Nina Bogin, born in New York in 1952, has lived in France since 1976. She has published three acclaimed collections of poetry, most recently The Lost Hare (Anvil, 2012).

Gabriel Josipovici was born in Nice in 1940 and lived in Egypt from 1945 to 1956, when he came to Britain. He taught at the University of Sussex from 1963 to 1996. His work includes fiction, drama and criticism; his novel Only Joking was published by CBe in 2010.



 
 
Agota Kristof  The Illiterate
translated from the French by Nina Bogin
introduction by Gabriel Josipovici


 
Reissued in 2016 with new cover

Narrated in a series of brief vignettes and translated into English for the first time, The Illiterate is Agota Kristof’s memoir of her childhood, her escape from Hungary in 1956 with her husband and small child, her early years working in factories in Switzerland, and the writing of her first novel, The Notebook.

From the introduction by Gabriel Josipovici:
‘This story of exile and loss, of how, for the refugee, the country in which she eventually settles, however kind and well-meaning its inhabitants, will always be a poor and inadequate substitute for the country of one’s birth, its language always an alien thing, however proficient she becomes in it – this is the story of so many people today that it is perhaps the story of our time, and Agota Kristof should perhaps be seen as our transnational bard.’

The Illiterate is the story of a girl who lived for the written word –  “I read. It is like a disease,” she begins – and of what happened to her when her language was taken away ... This is a book of relevance today because we live in a world of migration, and Kristof shows it to us from within. It is one of the last books she wrote, slim and clean, but containing the accumulations of a lifetime.’
     – John Self, Independent on Sunday (full review here)

‘The security and relative material comfort of her new life cannot make up for the glaring absences inherent in the refugee experience.
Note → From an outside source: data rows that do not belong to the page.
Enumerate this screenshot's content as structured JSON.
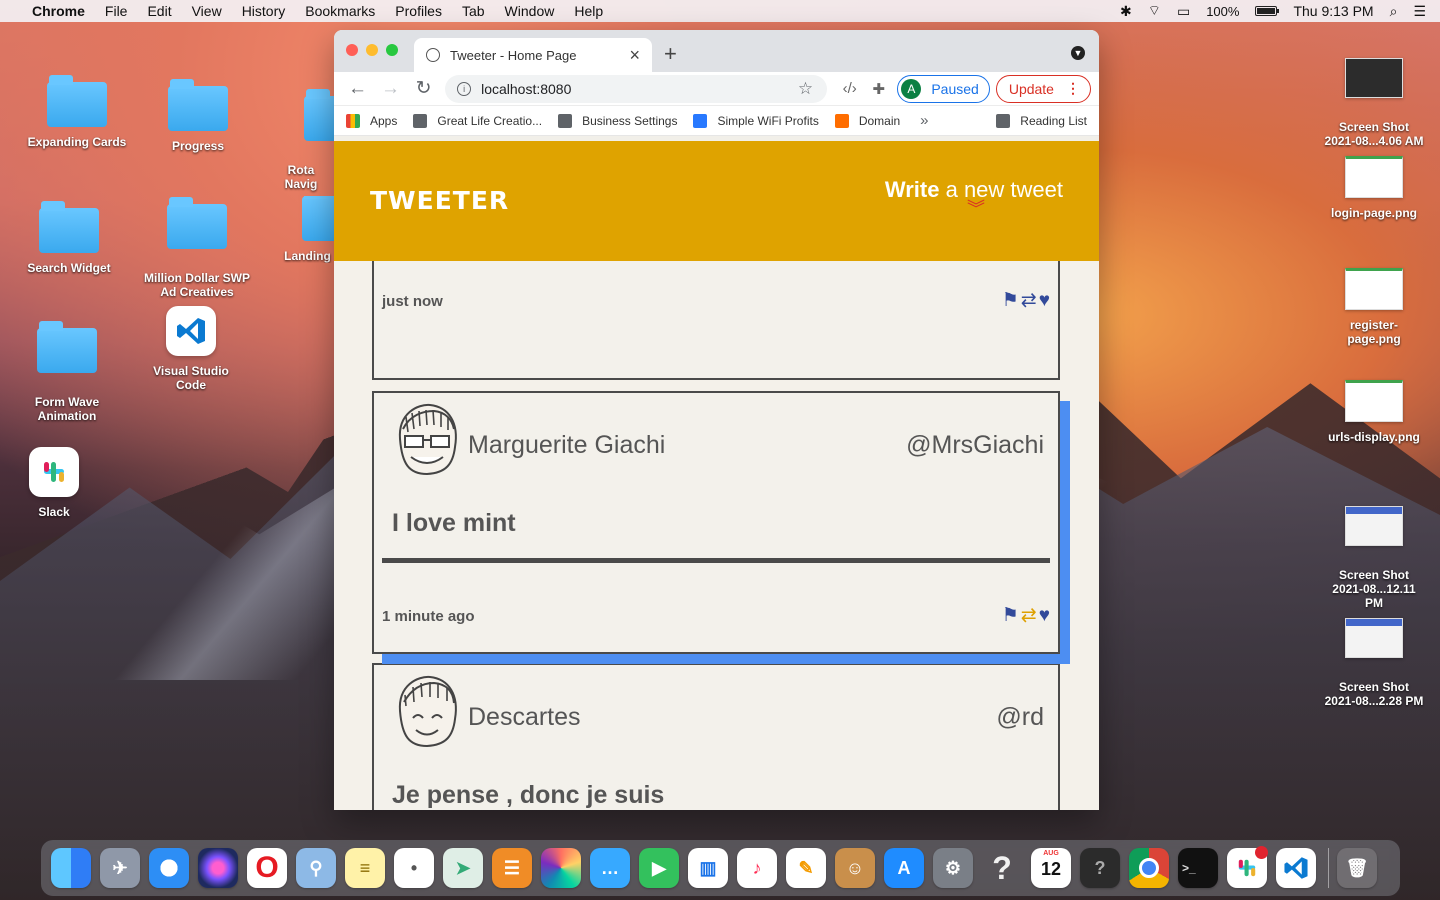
{
  "menubar": {
    "apple": "",
    "app": "Chrome",
    "items": [
      "File",
      "Edit",
      "View",
      "History",
      "Bookmarks",
      "Profiles",
      "Tab",
      "Window",
      "Help"
    ],
    "battery_percent": "100%",
    "battery_level": 1.0,
    "time": "Thu 9:13 PM"
  },
  "desktop": {
    "left_items": [
      {
        "label": "Expanding Cards",
        "type": "folder"
      },
      {
        "label": "Progress",
        "type": "folder"
      },
      {
        "label": "Rota\nNavig",
        "type": "folder"
      },
      {
        "label": "Search Widget",
        "type": "folder"
      },
      {
        "label": "Million Dollar SWP\nAd Creatives",
        "type": "folder"
      },
      {
        "label": "Landing",
        "type": "folder"
      },
      {
        "label": "Form Wave\nAnimation",
        "type": "folder"
      },
      {
        "label": "Visual Studio Code",
        "type": "vscode"
      },
      {
        "label": "Slack",
        "type": "slack"
      }
    ],
    "right_items": [
      {
        "label": "Screen Shot\n2021-08...4.06 AM"
      },
      {
        "label": "login-page.png"
      },
      {
        "label": "register-page.png"
      },
      {
        "label": "urls-display.png"
      },
      {
        "label": "Screen Shot\n2021-08...12.11 PM"
      },
      {
        "label": "Screen Shot\n2021-08...2.28 PM"
      }
    ]
  },
  "browser": {
    "tab_title": "Tweeter - Home Page",
    "tab_close": "×",
    "new_tab": "+",
    "url": "localhost:8080",
    "profile_letter": "A",
    "paused_label": "Paused",
    "update_label": "Update",
    "update_menu": "⋮",
    "bookmarks": [
      {
        "label": "Apps"
      },
      {
        "label": "Great Life Creatio..."
      },
      {
        "label": "Business Settings"
      },
      {
        "label": "Simple WiFi Profits"
      },
      {
        "label": "Domain"
      }
    ],
    "more_bookmarks": "»",
    "reading_list": "Reading List"
  },
  "site": {
    "brand": "TWEETER",
    "compose_bold": "Write",
    "compose_rest": " a new tweet",
    "compose_chevron": "︾",
    "tweets": [
      {
        "time": "just now"
      },
      {
        "name": "Marguerite Giachi",
        "handle": "@MrsGiachi",
        "content": "I love mint",
        "time": "1 minute ago"
      },
      {
        "name": "Descartes",
        "handle": "@rd",
        "content": "Je pense , donc je suis"
      }
    ]
  },
  "colors": {
    "header": "#dfa300",
    "action_blue": "#324a9a",
    "shadow_blue": "#4d8ef2",
    "update_red": "#d93025",
    "paused_blue": "#1a73e8"
  },
  "dock": {
    "items": [
      {
        "name": "Finder",
        "icon": "finder-icon"
      },
      {
        "name": "Launchpad",
        "icon": "launchpad-icon"
      },
      {
        "name": "Safari",
        "icon": "safari-icon"
      },
      {
        "name": "Siri",
        "icon": "siri-icon"
      },
      {
        "name": "Opera",
        "icon": "opera-icon"
      },
      {
        "name": "Preview",
        "icon": "preview-icon"
      },
      {
        "name": "Notes",
        "icon": "notes-icon"
      },
      {
        "name": "Reminders",
        "icon": "reminders-icon"
      },
      {
        "name": "Maps",
        "icon": "maps-icon"
      },
      {
        "name": "Books",
        "icon": "books-icon"
      },
      {
        "name": "Photos",
        "icon": "photos-icon"
      },
      {
        "name": "Messages",
        "icon": "messages-icon"
      },
      {
        "name": "FaceTime",
        "icon": "facetime-icon"
      },
      {
        "name": "Numbers",
        "icon": "numbers-icon"
      },
      {
        "name": "Music",
        "icon": "music-icon"
      },
      {
        "name": "Pages",
        "icon": "pages-icon"
      },
      {
        "name": "Contacts",
        "icon": "contacts-icon"
      },
      {
        "name": "App Store",
        "icon": "app-store-icon"
      },
      {
        "name": "System Preferences",
        "icon": "settings-icon"
      },
      {
        "name": "Help",
        "icon": "help-icon"
      },
      {
        "name": "Calendar",
        "icon": "calendar-icon",
        "text": "12",
        "month": "AUG"
      },
      {
        "name": "Unknown",
        "icon": "question-icon",
        "text": "?"
      },
      {
        "name": "Chrome",
        "icon": "chrome-icon"
      },
      {
        "name": "Terminal",
        "icon": "terminal-icon",
        "text": ">_"
      },
      {
        "name": "Slack",
        "icon": "slack-icon"
      },
      {
        "name": "VS Code",
        "icon": "vscode-icon"
      },
      {
        "name": "Trash",
        "icon": "trash-icon"
      }
    ]
  }
}
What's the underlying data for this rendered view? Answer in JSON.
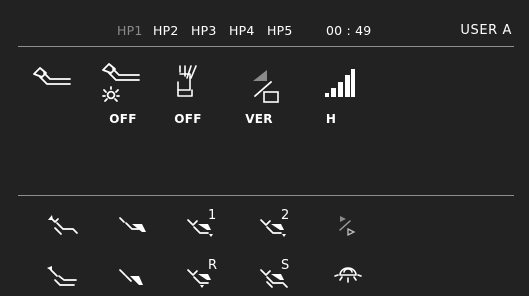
{
  "header": {
    "handpieces": [
      {
        "label": "HP1",
        "active": false
      },
      {
        "label": "HP2",
        "active": true
      },
      {
        "label": "HP3",
        "active": true
      },
      {
        "label": "HP4",
        "active": true
      },
      {
        "label": "HP5",
        "active": true
      }
    ],
    "timer": "00 : 49",
    "user": "USER A"
  },
  "functions": [
    {
      "name": "chair-recline",
      "icon": "chair-recline-icon",
      "label": ""
    },
    {
      "name": "chair-light",
      "icon": "chair-light-icon",
      "label": "OFF"
    },
    {
      "name": "spittoon-rinse",
      "icon": "cup-fill-icon",
      "label": "OFF"
    },
    {
      "name": "ver",
      "icon": "slope-rect-icon",
      "label": "VER"
    },
    {
      "name": "power-level",
      "icon": "signal-bars-icon",
      "label": "H"
    }
  ],
  "shortcuts_row1": [
    {
      "name": "chair-up",
      "icon": "chair-up-icon",
      "sup": ""
    },
    {
      "name": "chair-down",
      "icon": "chair-down-icon",
      "sup": ""
    },
    {
      "name": "memory-1",
      "icon": "chair-memory-icon",
      "sup": "1"
    },
    {
      "name": "memory-2",
      "icon": "chair-memory-icon",
      "sup": "2"
    },
    {
      "name": "play",
      "icon": "play-slope-icon",
      "sup": ""
    }
  ],
  "shortcuts_row2": [
    {
      "name": "back-up",
      "icon": "back-up-icon",
      "sup": ""
    },
    {
      "name": "back-down",
      "icon": "back-down-icon",
      "sup": ""
    },
    {
      "name": "return-position",
      "icon": "chair-memory-icon",
      "sup": "R"
    },
    {
      "name": "spit-position",
      "icon": "chair-memory-icon",
      "sup": "S"
    },
    {
      "name": "operating-light",
      "icon": "operating-light-icon",
      "sup": ""
    }
  ],
  "colors": {
    "panel": "#222222",
    "text": "#ffffff",
    "dim": "#8a8a8a",
    "divider": "#8f8f8f"
  }
}
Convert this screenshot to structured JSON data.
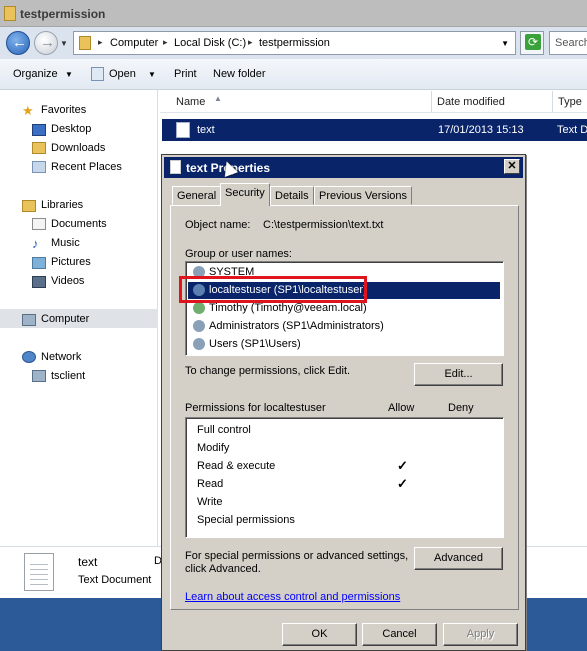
{
  "explorer": {
    "title": "testpermission",
    "breadcrumb": [
      "Computer",
      "Local Disk (C:)",
      "testpermission"
    ],
    "search_placeholder": "Search",
    "toolbar": {
      "organize": "Organize",
      "open": "Open",
      "print": "Print",
      "new_folder": "New folder"
    },
    "nav": {
      "favorites": "Favorites",
      "desktop": "Desktop",
      "downloads": "Downloads",
      "recent_places": "Recent Places",
      "libraries": "Libraries",
      "documents": "Documents",
      "music": "Music",
      "pictures": "Pictures",
      "videos": "Videos",
      "computer": "Computer",
      "network": "Network",
      "tsclient": "tsclient"
    },
    "columns": {
      "name": "Name",
      "date_modified": "Date modified",
      "type": "Type"
    },
    "file": {
      "name": "text",
      "date": "17/01/2013 15:13",
      "type": "Text D"
    },
    "details": {
      "name": "text",
      "type": "Text Document",
      "cut": "D"
    }
  },
  "dialog": {
    "title": "text Properties",
    "tabs": [
      "General",
      "Security",
      "Details",
      "Previous Versions"
    ],
    "object_name_label": "Object name:",
    "object_name_value": "C:\\testpermission\\text.txt",
    "group_label": "Group or user names:",
    "users": [
      "SYSTEM",
      "localtestuser (SP1\\localtestuser)",
      "Timothy (Timothy@veeam.local)",
      "Administrators (SP1\\Administrators)",
      "Users (SP1\\Users)"
    ],
    "change_hint": "To change permissions, click Edit.",
    "edit_button": "Edit...",
    "perms_for_label": "Permissions for localtestuser",
    "allow_header": "Allow",
    "deny_header": "Deny",
    "permissions": [
      "Full control",
      "Modify",
      "Read & execute",
      "Read",
      "Write",
      "Special permissions"
    ],
    "special_hint": [
      "For special permissions or advanced settings,",
      "click Advanced."
    ],
    "advanced_button": "Advanced",
    "learn_link": "Learn about access control and permissions",
    "ok_button": "OK",
    "cancel_button": "Cancel",
    "apply_button": "Apply",
    "checkmark": "✓",
    "close_glyph": "✕",
    "highlight_color": "#e0141c"
  }
}
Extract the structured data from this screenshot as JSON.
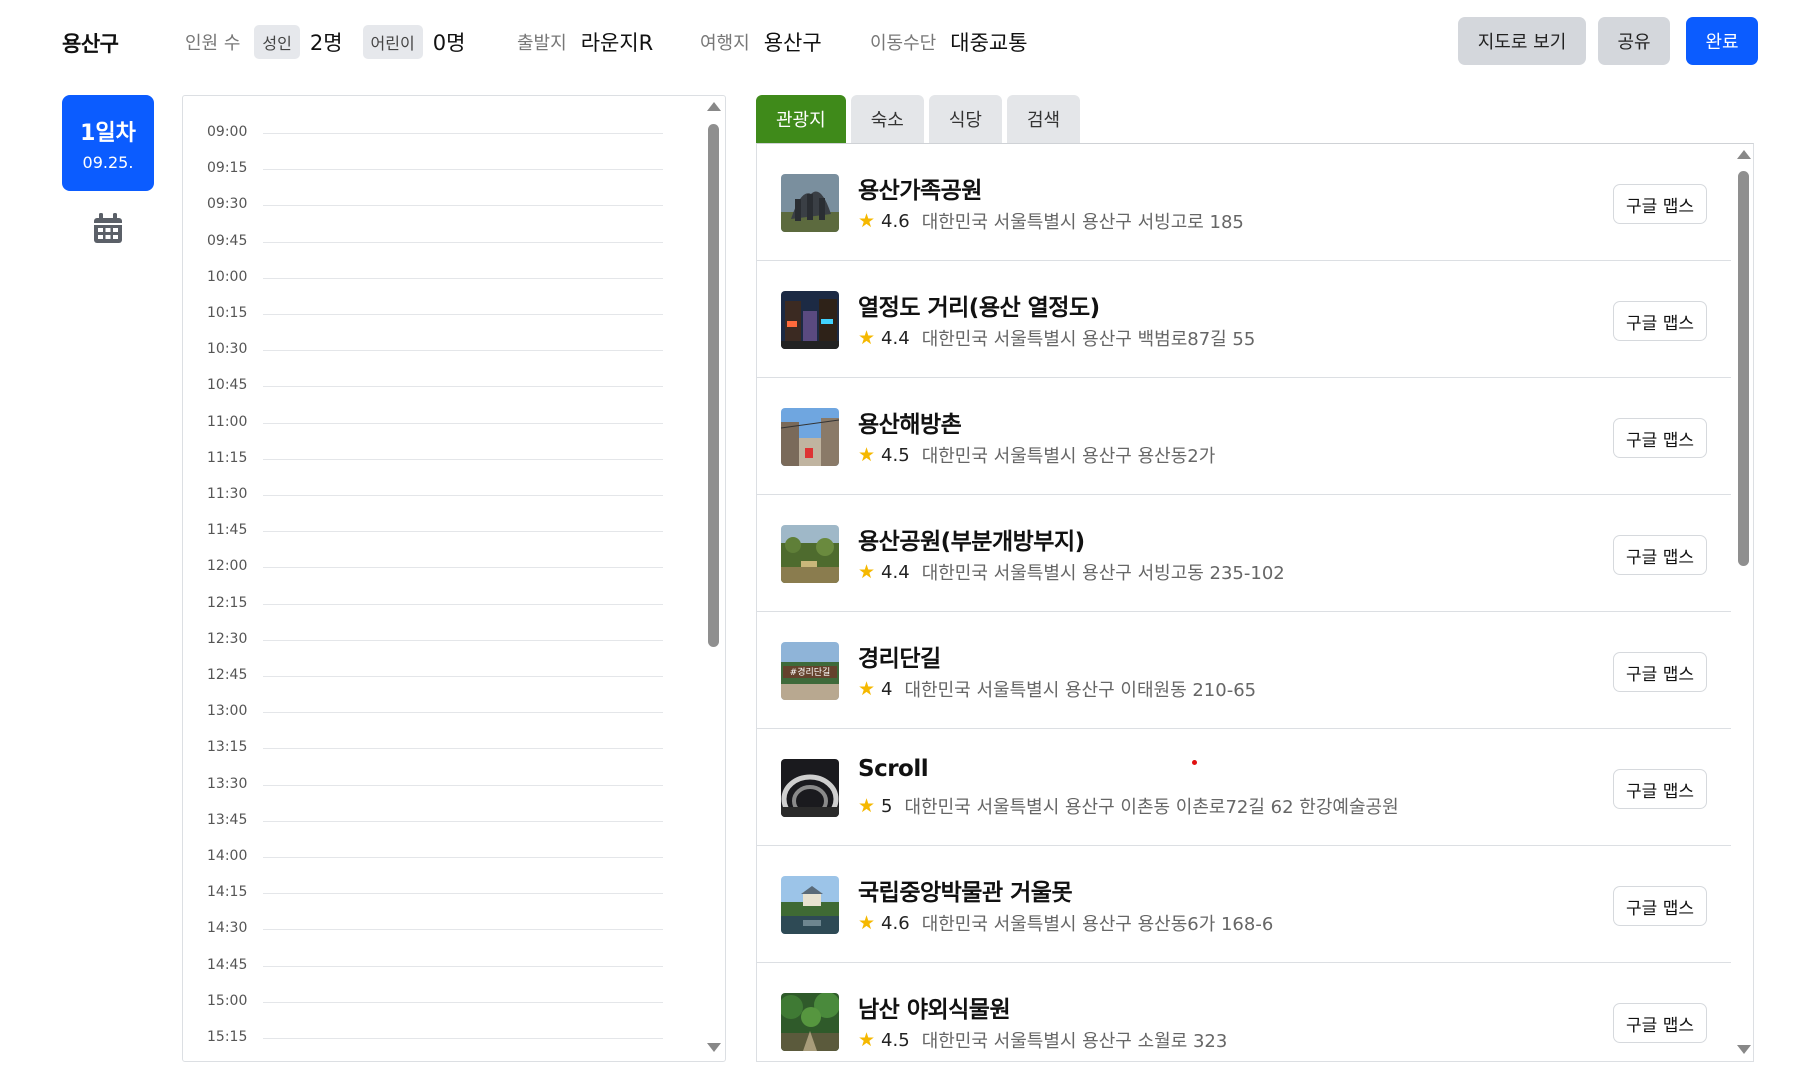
{
  "header": {
    "region": "용산구",
    "people_label": "인원 수",
    "adult_chip": "성인",
    "adult_count": "2명",
    "child_chip": "어린이",
    "child_count": "0명",
    "origin_label": "출발지",
    "origin_value": "라운지R",
    "destination_label": "여행지",
    "destination_value": "용산구",
    "transport_label": "이동수단",
    "transport_value": "대중교통",
    "map_button": "지도로 보기",
    "share_button": "공유",
    "done_button": "완료"
  },
  "day": {
    "title": "1일차",
    "date": "09.25."
  },
  "timeline": {
    "times": [
      "09:00",
      "09:15",
      "09:30",
      "09:45",
      "10:00",
      "10:15",
      "10:30",
      "10:45",
      "11:00",
      "11:15",
      "11:30",
      "11:45",
      "12:00",
      "12:15",
      "12:30",
      "12:45",
      "13:00",
      "13:15",
      "13:30",
      "13:45",
      "14:00",
      "14:15",
      "14:30",
      "14:45",
      "15:00",
      "15:15"
    ]
  },
  "tabs": [
    "관광지",
    "숙소",
    "식당",
    "검색"
  ],
  "gmaps_label": "구글 맵스",
  "places": [
    {
      "name": "용산가족공원",
      "rating": "4.6",
      "address": "대한민국 서울특별시 용산구 서빙고로 185"
    },
    {
      "name": "열정도 거리(용산 열정도)",
      "rating": "4.4",
      "address": "대한민국 서울특별시 용산구 백범로87길 55"
    },
    {
      "name": "용산해방촌",
      "rating": "4.5",
      "address": "대한민국 서울특별시 용산구 용산동2가"
    },
    {
      "name": "용산공원(부분개방부지)",
      "rating": "4.4",
      "address": "대한민국 서울특별시 용산구 서빙고동 235-102"
    },
    {
      "name": "경리단길",
      "rating": "4",
      "address": "대한민국 서울특별시 용산구 이태원동 210-65"
    },
    {
      "name": "Scroll",
      "rating": "5",
      "address": "대한민국 서울특별시 용산구 이촌동 이촌로72길 62 한강예술공원"
    },
    {
      "name": "국립중앙박물관 거울못",
      "rating": "4.6",
      "address": "대한민국 서울특별시 용산구 용산동6가 168-6"
    },
    {
      "name": "남산 야외식물원",
      "rating": "4.5",
      "address": "대한민국 서울특별시 용산구 소월로 323"
    }
  ],
  "thumb_label_5": "#경리단길",
  "colors": {
    "accent": "#0b5cff",
    "active_tab": "#3f8a1a",
    "star": "#f5b800"
  }
}
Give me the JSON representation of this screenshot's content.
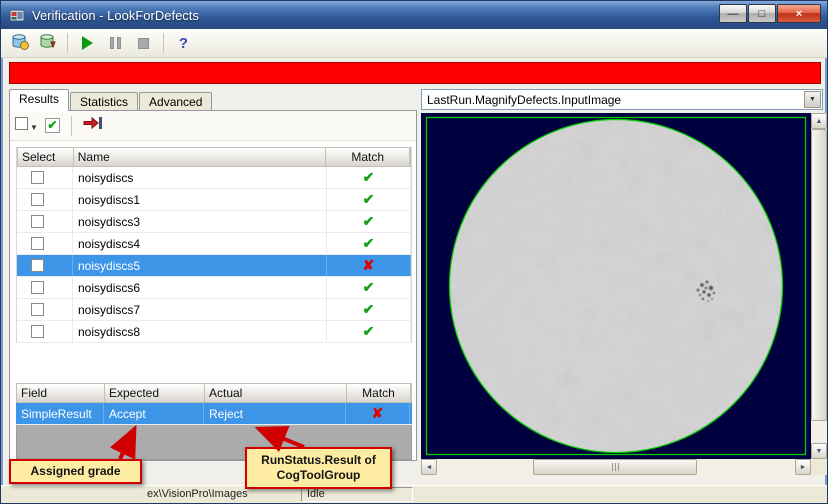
{
  "window": {
    "title": "Verification - LookForDefects"
  },
  "icons": {
    "minimize": "—",
    "maximize": "□",
    "close": "×",
    "help": "?",
    "dropdown_arrow": "▼",
    "select_dropdown_arrow": "▼",
    "scroll_up": "▲",
    "scroll_down": "▼",
    "scroll_left": "◄",
    "scroll_right": "►",
    "pass": "✔",
    "fail": "✘"
  },
  "tabs": {
    "items": [
      {
        "label": "Results",
        "active": true
      },
      {
        "label": "Statistics",
        "active": false
      },
      {
        "label": "Advanced",
        "active": false
      }
    ]
  },
  "results_table": {
    "headers": [
      "Select",
      "Name",
      "Match"
    ],
    "rows": [
      {
        "name": "noisydiscs",
        "checked": false,
        "match": "pass",
        "selected": false
      },
      {
        "name": "noisydiscs1",
        "checked": false,
        "match": "pass",
        "selected": false
      },
      {
        "name": "noisydiscs3",
        "checked": false,
        "match": "pass",
        "selected": false
      },
      {
        "name": "noisydiscs4",
        "checked": false,
        "match": "pass",
        "selected": false
      },
      {
        "name": "noisydiscs5",
        "checked": false,
        "match": "fail",
        "selected": true
      },
      {
        "name": "noisydiscs6",
        "checked": false,
        "match": "pass",
        "selected": false
      },
      {
        "name": "noisydiscs7",
        "checked": false,
        "match": "pass",
        "selected": false
      },
      {
        "name": "noisydiscs8",
        "checked": false,
        "match": "pass",
        "selected": false
      }
    ]
  },
  "detail_table": {
    "headers": [
      "Field",
      "Expected",
      "Actual",
      "Match"
    ],
    "rows": [
      {
        "field": "SimpleResult",
        "expected": "Accept",
        "actual": "Reject",
        "match": "fail",
        "selected": true
      }
    ]
  },
  "callouts": {
    "assigned_grade": "Assigned grade",
    "runstatus": "RunStatus.Result of\nCogToolGroup"
  },
  "image_panel": {
    "selected_image": "LastRun.MagnifyDefects.InputImage"
  },
  "statusbar": {
    "path_text": "ex\\VisionPro\\Images",
    "state": "Idle"
  },
  "colors": {
    "selection": "#3d95e8",
    "alert_bar": "#ff0000",
    "pass": "#16a016",
    "fail": "#e00000",
    "callout_bg": "#fdeca1",
    "callout_border": "#d00000",
    "image_background": "#000040",
    "overlay_green": "#00cc00"
  }
}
Her descriptions – of those with whom she escaped and whose sense of isolation eventually leads them back to Hungary even at the cost of their lives, as well as those whose sense of despair brings them to suicide – offers an uncomfortable insight into the extreme vulnerability of those obliged to seek asylum abroad. Fortunately this experience did not prevent Kristof from creating works of uncompromising intensity, which forbid the reader to overlook the terrible price her liberty to do so paid.’
     – Eimear McBride, Times Literary Supplement


‘Little is known about Kristóf’s life, but most of what we do know is contained in her short memoir The Illiterate, which came out in 2004 and is now available to us in this excellent translation by Nina Bogin. (Bogin informs us that later in life, despite the lack of detail in these 11 short chapters, Kristóf regretted publishing the book.) Growing up in a remote village, the precocious Kristóf, whose father was the local schoolteacher, contracted early on what she calls the “reading disease”. In 1949, when she was 14, the first major disruption to her life came when her father was imprisoned by the communist authorities (we don’t learn what for) and she was separated from her beloved brother and sent to an orphanage-like girls’ boarding school in the city. It was here that, through necessity and loneliness, she began to write and act.

   Without saying goodbye to her family, the 21-year-old Kristóf escaped Hungary in the aftermath of the 1956 uprising, crossing the border by night into Austria before finding a home in Neuchâtel, Switzerland. While working in a clock factory and navigating the precarious existence of a refugee, she painstakingly began to “conquer” and then write seriously in an “enemy language … killing my mother tongue”. Eventually Kristóf had plays performed in French in a local bistro but her breakthrough came with the publication of The Notebook, which brought her prizes and well-merited international recognition.’
     – James Tennant, New Statesman


The Notebook – George Szirtes: ‘A stunning, brutal and beautifully written (and translated) book’ – and 2 Novels: The Proof, The Third Lie – are also available from CBe.